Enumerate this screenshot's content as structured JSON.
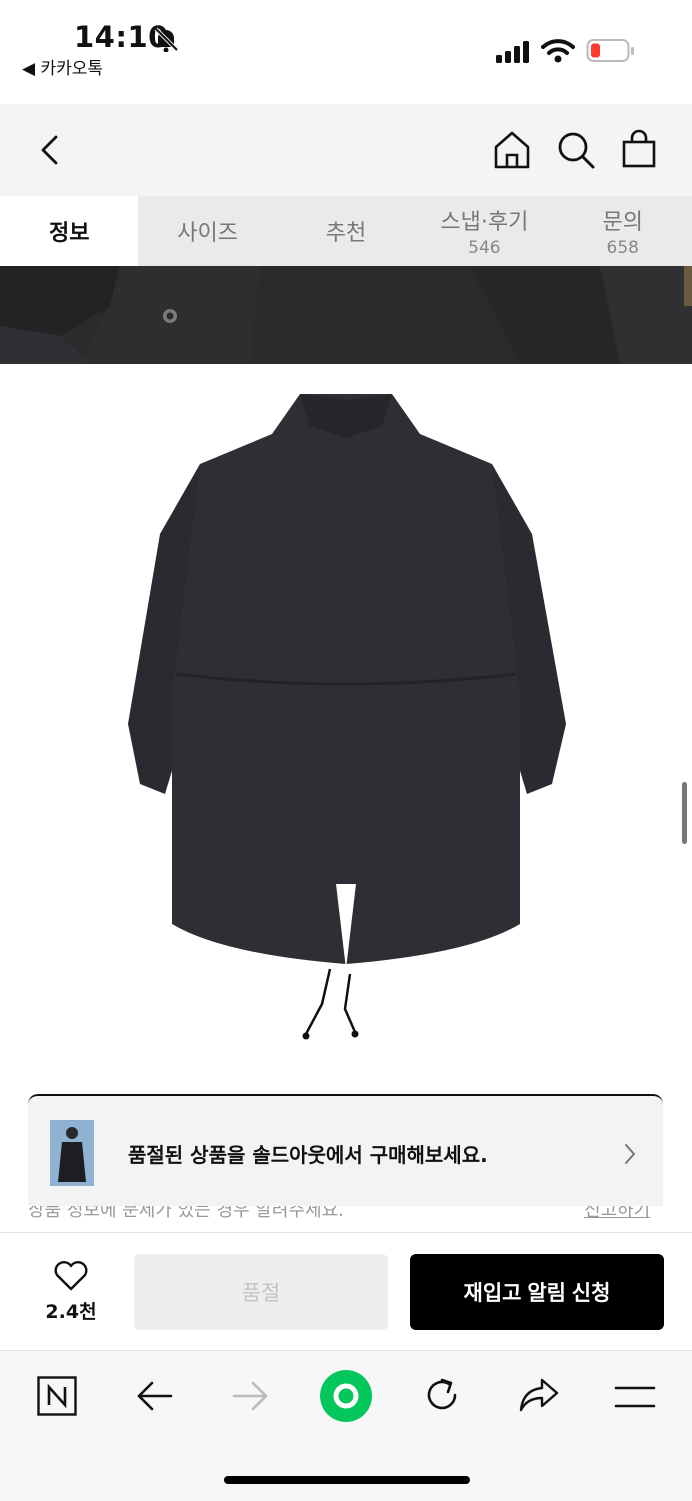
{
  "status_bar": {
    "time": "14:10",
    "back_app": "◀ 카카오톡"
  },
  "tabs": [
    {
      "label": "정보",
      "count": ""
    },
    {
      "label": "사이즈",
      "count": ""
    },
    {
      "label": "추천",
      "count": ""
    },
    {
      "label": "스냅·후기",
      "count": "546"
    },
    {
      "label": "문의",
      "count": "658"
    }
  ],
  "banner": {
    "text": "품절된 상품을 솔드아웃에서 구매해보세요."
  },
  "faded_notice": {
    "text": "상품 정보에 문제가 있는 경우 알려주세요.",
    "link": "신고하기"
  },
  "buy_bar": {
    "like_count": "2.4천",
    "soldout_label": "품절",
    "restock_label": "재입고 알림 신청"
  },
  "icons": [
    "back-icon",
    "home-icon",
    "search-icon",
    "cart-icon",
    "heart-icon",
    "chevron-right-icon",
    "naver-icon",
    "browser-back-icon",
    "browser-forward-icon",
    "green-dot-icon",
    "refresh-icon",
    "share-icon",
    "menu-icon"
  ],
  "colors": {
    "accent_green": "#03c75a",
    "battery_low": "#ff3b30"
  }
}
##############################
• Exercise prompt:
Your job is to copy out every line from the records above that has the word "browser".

• Solution:
    "browser-back-icon",
    "browser-forward-icon",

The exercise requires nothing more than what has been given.